The whole point of a neti pot is to clear out your sinuses, and in order to do that, you want the solution to go through the nasal cavity completely. How you tilt your head matters a whole lot, especially for those of you who are wary about using the device for fear of drowning or choking.
“The head position that you rinse in is actually quite important,” says Dr. Patel. “It’s not just for getting it in and out of the sinuses best, but also so that you feel comfortable.”
She recommends tilting your head sideways to a head-hanging-upside position if you’re using a neti pot. Once you squeeze the solution up one nostril and it comes out the other side, you then tilt your head the other way and squeeze the solution up the second nostril. If you have a squeeze bottle, keep your head straight and lean forward. (While you're at it, make sure you're taking these supplements to get over your cold.)
Use clean water
Neti pots received a bad rap a few years ago after some people who used them died of a “brain-eating amoeba” known as Naegleria fowleri. While this sounds frightening, your chances of suffering from this fate are slim to none if you use the right kind of water. Scientists found that those killed by this amoeba had used neti pots filled with unfiltered tap water, concluding that the water, not the neti pot, was the culprit. That’s why, when you use a neti pot, it’s imperative that you use distilled or filtered water, or water that has been boiled for 3 to 5 minutes and allowed to cool to lukewarm or room temperature. (Here are more details about the proper use of neti pots from the Food and Drug Administration.)
There is a recipe to follow
While most neti pots actually come with a small packet containing the ingredients that are then mixed with sterile water to create the solution, you can also create your own using non-iodized salt and a little baking soda (which acts as a buffer). “You want a solution that…doesn’t burn the nose and is not uncomfortable,” she says. It’s important to know that the packet or home solution is mandatory when using a neti pot. You should never just flush regular water sans solution up your nose, as that may cause infection, and too much salt can lead to burning.
Don’t overdo it
Dr. Patel recommends that most people use a neti pot twice a day, every day. However, if you’re very congested or have a severe sinus infection, you can use it more frequently (three to four times a day), but consulting your doctor beforehand is a good and safe idea. (Also, it would be a good idea to call in sick.) While overusing a neti pot won’t necessarily harm you or make you sicker, it can dry out your nasal cavity, causing burning, itching, and pain. “You can rinse too much,” warns Dr. Patel. “It can be drying to your nose if you’re overly rinsing.” Like most things in life, overdoing it is never really beneficial.
Make sure you clean your neti pot
Cleaning your neti pot properly is necessary to avoid bacterial growth—after all, no one wants germs going up their nose. According to Dr. Patel, a neti pot should be cleaned at least twice a week. You can zap microwave-safe versions or place it in the top shelf of your dishwasher. “If you don’t have a microwave or dishwasher, you can just use hot water with soap.”
Consult your doctor
If you’re unsure whether or not you can use a neti pot, consult your doctor.

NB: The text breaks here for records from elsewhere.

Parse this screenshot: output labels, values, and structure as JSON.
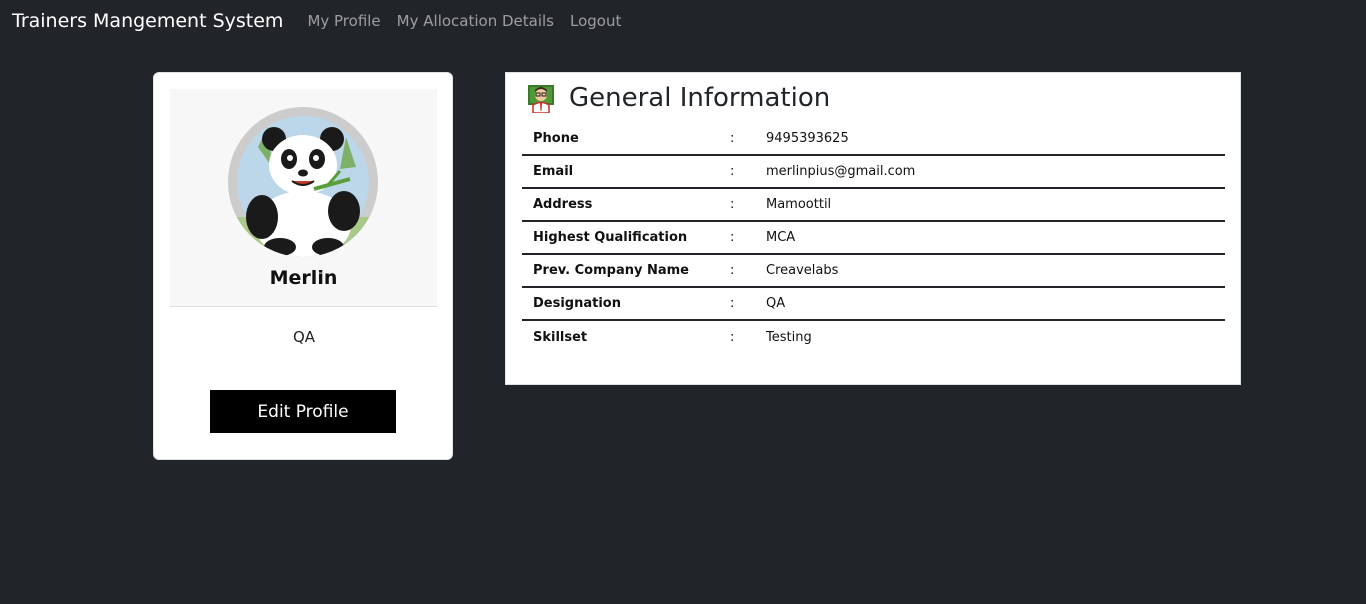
{
  "navbar": {
    "brand": "Trainers Mangement System",
    "links": [
      "My Profile",
      "My Allocation Details",
      "Logout"
    ]
  },
  "profile": {
    "name": "Merlin",
    "role": "QA",
    "edit_label": "Edit Profile",
    "avatar_icon": "panda-avatar-icon"
  },
  "info": {
    "title": "General Information",
    "icon": "teacher-icon",
    "separator": ":",
    "rows": [
      {
        "label": "Phone",
        "value": "9495393625"
      },
      {
        "label": "Email",
        "value": "merlinpius@gmail.com"
      },
      {
        "label": "Address",
        "value": "Mamoottil"
      },
      {
        "label": "Highest Qualification",
        "value": "MCA"
      },
      {
        "label": "Prev. Company Name",
        "value": "Creavelabs"
      },
      {
        "label": "Designation",
        "value": "QA"
      },
      {
        "label": "Skillset",
        "value": "Testing"
      }
    ]
  },
  "colors": {
    "background": "#212529",
    "card": "#ffffff",
    "button": "#000000"
  }
}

If you’re using a neti pot and feel like your health isn’t improving, you might also want to consult your doctor. A neti pot isn’t the end-all, be-all of sinus infections, and you may need medication.
Medically reviewed by Michael Spertus, MD
Now that you've learned safety tips for using a neti pot, learn what you can do to recover from a cold faster.